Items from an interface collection
********************
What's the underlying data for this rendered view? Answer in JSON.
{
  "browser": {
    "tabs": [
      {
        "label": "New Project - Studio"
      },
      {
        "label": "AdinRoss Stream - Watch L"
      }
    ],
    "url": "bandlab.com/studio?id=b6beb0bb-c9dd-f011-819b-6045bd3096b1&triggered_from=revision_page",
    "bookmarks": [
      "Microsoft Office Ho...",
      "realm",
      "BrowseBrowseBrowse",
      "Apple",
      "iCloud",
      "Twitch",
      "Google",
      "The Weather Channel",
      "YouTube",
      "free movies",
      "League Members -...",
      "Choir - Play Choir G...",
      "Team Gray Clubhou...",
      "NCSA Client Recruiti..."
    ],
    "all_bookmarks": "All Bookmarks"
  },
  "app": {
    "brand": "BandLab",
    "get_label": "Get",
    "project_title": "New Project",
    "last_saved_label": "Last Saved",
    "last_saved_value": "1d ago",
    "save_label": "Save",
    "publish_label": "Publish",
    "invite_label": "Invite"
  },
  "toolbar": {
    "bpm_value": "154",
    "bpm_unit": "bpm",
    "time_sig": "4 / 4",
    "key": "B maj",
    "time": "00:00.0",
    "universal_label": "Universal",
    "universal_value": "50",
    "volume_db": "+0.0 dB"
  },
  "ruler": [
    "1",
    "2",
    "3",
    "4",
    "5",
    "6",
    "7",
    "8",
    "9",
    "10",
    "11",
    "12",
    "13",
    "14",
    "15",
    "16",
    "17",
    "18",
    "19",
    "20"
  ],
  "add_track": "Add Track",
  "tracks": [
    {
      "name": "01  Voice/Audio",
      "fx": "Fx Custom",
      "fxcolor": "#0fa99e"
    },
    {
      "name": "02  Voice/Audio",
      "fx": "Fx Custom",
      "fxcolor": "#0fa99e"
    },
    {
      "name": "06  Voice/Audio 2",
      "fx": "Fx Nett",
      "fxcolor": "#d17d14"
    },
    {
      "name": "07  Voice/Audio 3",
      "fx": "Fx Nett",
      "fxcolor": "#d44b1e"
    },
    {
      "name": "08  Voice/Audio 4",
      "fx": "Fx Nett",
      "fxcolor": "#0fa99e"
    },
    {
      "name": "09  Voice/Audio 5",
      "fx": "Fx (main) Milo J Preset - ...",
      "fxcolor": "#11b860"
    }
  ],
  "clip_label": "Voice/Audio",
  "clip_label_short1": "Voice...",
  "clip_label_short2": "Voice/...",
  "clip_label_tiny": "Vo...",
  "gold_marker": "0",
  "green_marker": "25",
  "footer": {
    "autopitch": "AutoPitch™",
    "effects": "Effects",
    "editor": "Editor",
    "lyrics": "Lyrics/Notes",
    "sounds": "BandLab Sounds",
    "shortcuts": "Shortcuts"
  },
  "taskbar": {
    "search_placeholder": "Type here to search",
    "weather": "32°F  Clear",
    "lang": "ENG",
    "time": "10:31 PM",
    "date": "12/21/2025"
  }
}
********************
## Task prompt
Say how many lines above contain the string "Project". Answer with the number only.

## Response to the exercise
2